@ 2008-03-21 11:00:00
|Current music:||King of Pain|
torino10154 is sick and gryffindorj is
hung over babysitting so this is our quick attempt at meta. Below the cut is a discussion of JKR's misunderstanding of her own characters.
Many of us believe we know Severus Snape well. His personality, his motivations, what sort of tea he would drink-certainly without sugar. In October, Melissa Anelli of the Leaky Cauldron participated in a webchat with the Washington Post. Torino asked her this . . .
Torino: Is Rowling's opinion of the characters the only one that matters or are they open to interpretation by the readers?
To which she replied:
Melissa Anelli: I think that her opinion matters more than any other reader's does, but that doesn't mean we aren't free to imagine the characters in the ways we wish. As long as we don't insist she's wrong about her own characters, you know? It's fun to imagine them in different ways.
Of course, the meat of the answer is that we can't insist she is wrong about her characters. We think she is. We use Severus as an example but in actuality it is Lily we are questioning. JKR said Lily could have grown to love Snape if he hadn't been so obsessed with Dark Magic.
Perhaps we are alone on this but what exactly are young Canon Snape's selling points?
Lets discard his physical attributes as clearly a person can be greasy haired or ill dressed and still be a pleasant human being. So lets focus on his personality.
He loves Lily which is all well and good for a forward moving relationship, but she was a "popular girl" so his affections were not the only ones. Based on some of his sarcastic lines he probably does have a wicked sense of humor. His dealings with people who aren't Lily do seem to suggest an anti-social nature. Or if not then just a very large personal space.
As for talent, he is a most talented potions master. Based on his DADA OWL he was also very concerned with doing well. We hesitate to say he was gifted. There were certainly other more celebrated minds at Hogwarts the same time as him. We admit a fair bit of confusion over the altered Potions book-whether it was entirely his work or not. But even so, Slughorn prattled on to Harry about what a natural Lily was. Which came first then, Snape's love of Potions or his ability to keep up with Lily?
He knew Lily from the time they were both about 10. He apparently was already practicing quite a bit of magic by the time he got to Hogwarts, if Sirius is to be believed when he said Snape knew more curses and hexes than most seventh years. So shouldn't Lily's opinion of Snape have already been turned against his darker side long before the scene in Snape's Worst Memory? She is clearly already amused with James at Snape's expense in that scene..

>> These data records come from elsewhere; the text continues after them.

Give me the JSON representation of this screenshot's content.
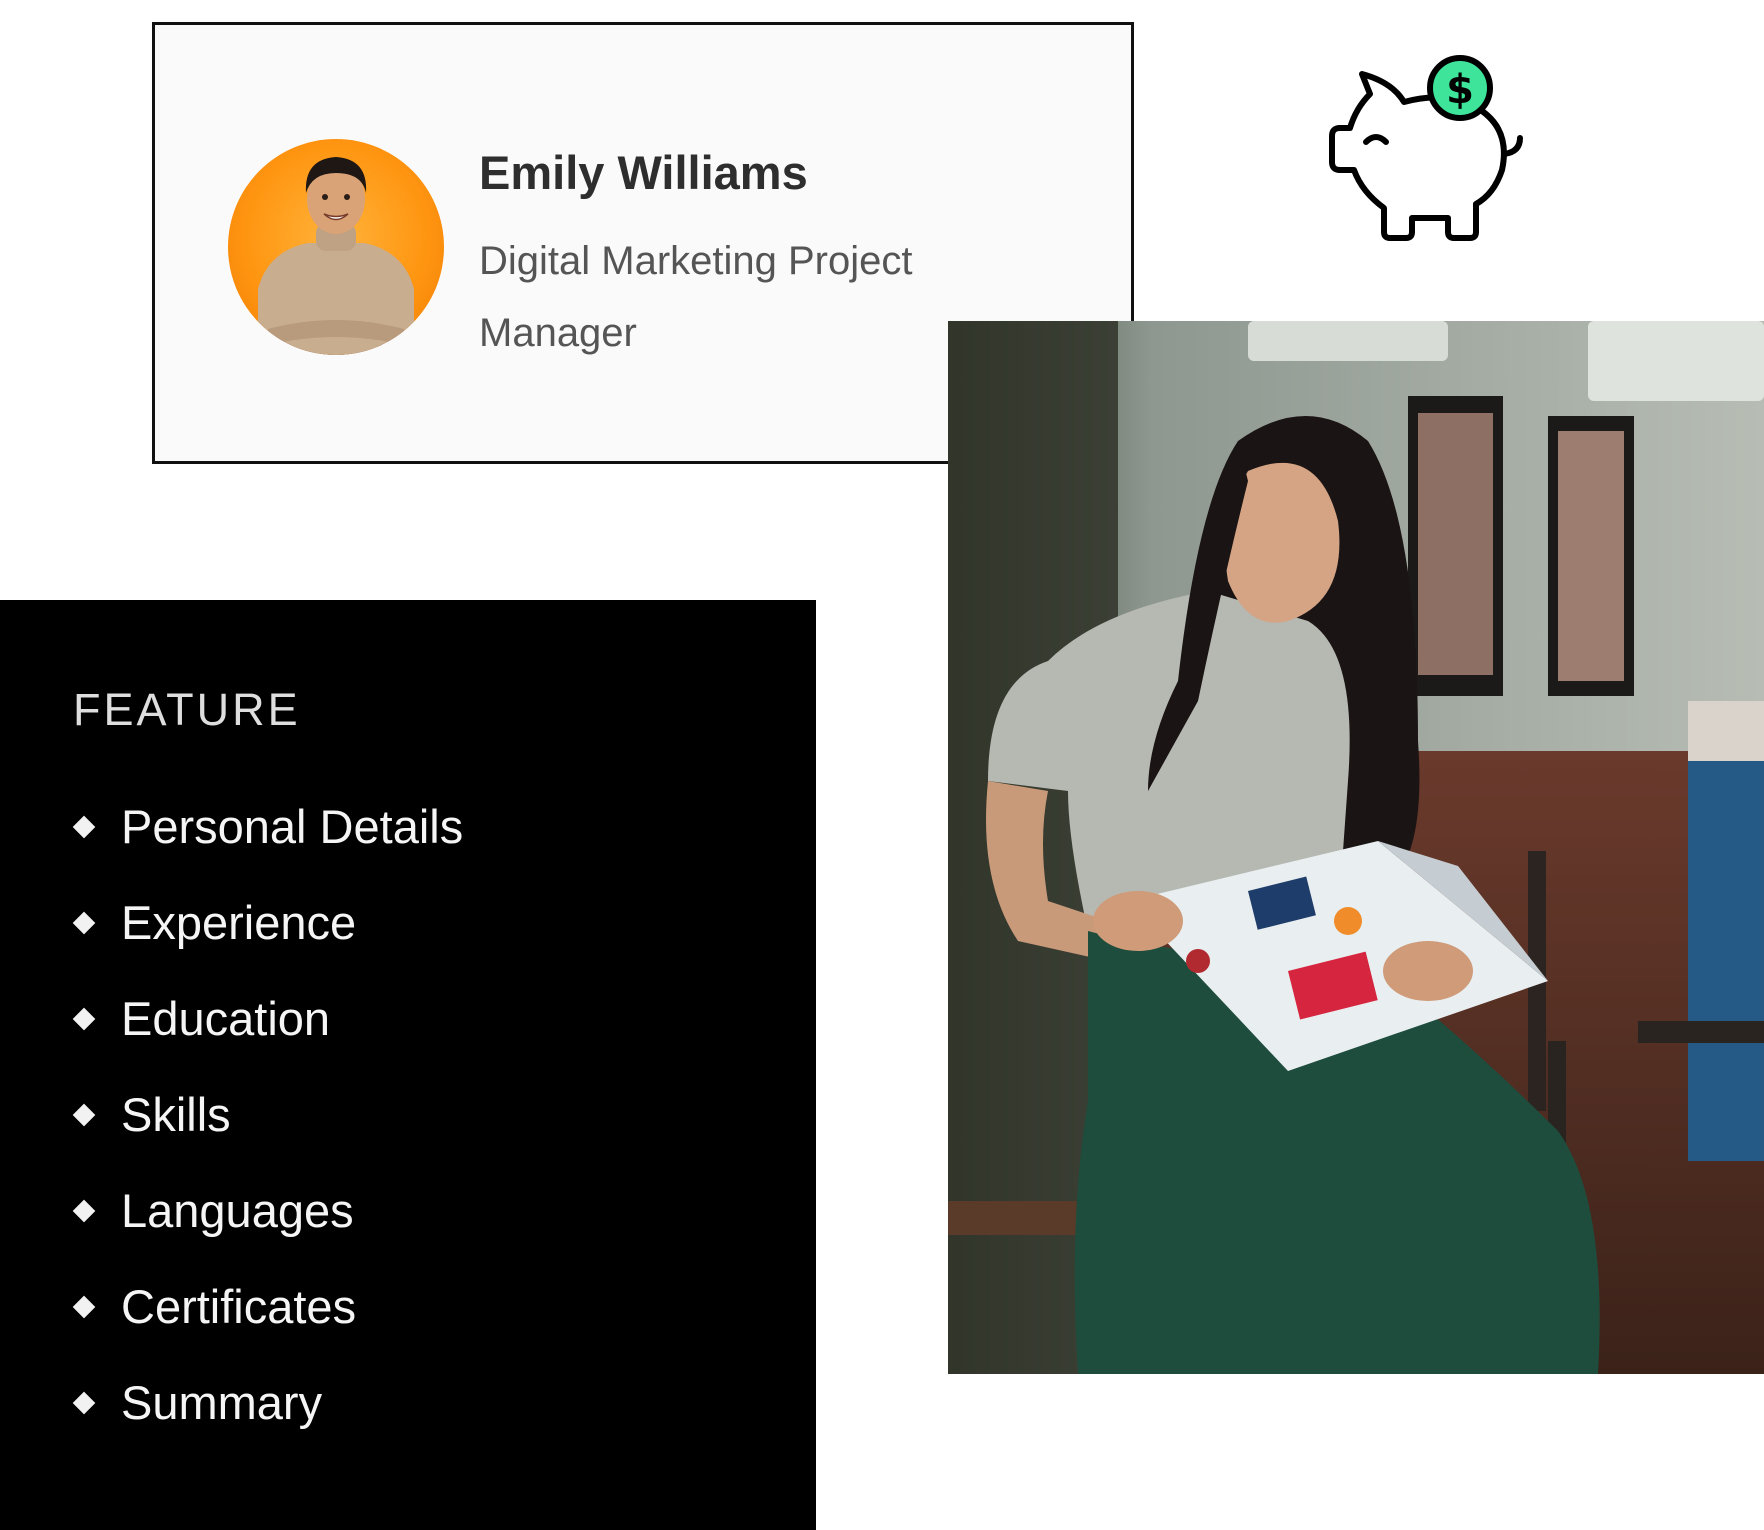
{
  "profile": {
    "name": "Emily Williams",
    "role": "Digital Marketing Project Manager"
  },
  "feature": {
    "title": "FEATURE",
    "items": [
      {
        "label": "Personal Details"
      },
      {
        "label": "Experience"
      },
      {
        "label": "Education"
      },
      {
        "label": "Skills"
      },
      {
        "label": "Languages"
      },
      {
        "label": "Certificates"
      },
      {
        "label": "Summary"
      }
    ]
  },
  "icons": {
    "piggy": "piggy-bank-icon",
    "coin": "dollar-coin-icon"
  },
  "colors": {
    "avatar_bg": "#ff9612",
    "coin": "#3ee49a",
    "panel_bg": "#000000",
    "card_bg": "#fafafa"
  }
}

Lily's opportunity to fall in love with Snape possibly came and went by their second encounter, when he caused the branch to fall on Petunia. Their first meeting was clearly just a misunderstanding: she didn't know what his calling her a witch meant to him. But even accidental magic as we believe is the case with the branch (oh, he thought about it falling all right, but we don't believe he intended it to happen) suggests his darker nature.
They are separated into two different houses. Not just any two houses but houses that have a rivalry as old as the founders. This means they have one class together the first two years of their education. This also means they do not share so much as a single meal together. Lily lives in a house where by definition alone a Slytherin is not worth the time of day.
So which of his charms was she meant to love? He has not money, charm, or a pleasant appearance.
It seems a real life example of the lines from Much Ado About Nothing, Act V, Scene II:
Benedick: And, I pray thee now, tell me for
which of my bad parts didst thou first fall in love with me?
Beatrice: For them all together; which maintained so politic
a state of evil that they will not admit any good
part to intermingle with them. But for which of my
good parts did you first suffer love for me?
Benedick: Suffer love! a good epithet! I do suffer love
indeed, for I love thee against my will.
Of course, if one brings James into the equation, the scales are tipped extraordinarily in his favor. Popular, handsome, moneyed, talented and always around. James was an incredible bully and Lily informs him that he and Snape are equal in that regard.
We would suggest Snape had little with which to win Lily, only her friendship. An appreciation for Snape generally comes with more mature audiences not adolescent girls, which Lily is an adolescent in the majority of those memories. How Rowling could suggest Lily would ever fall in love with Snape is astounding. And for us proves that she really doesn't understand her characters as well as fandom does.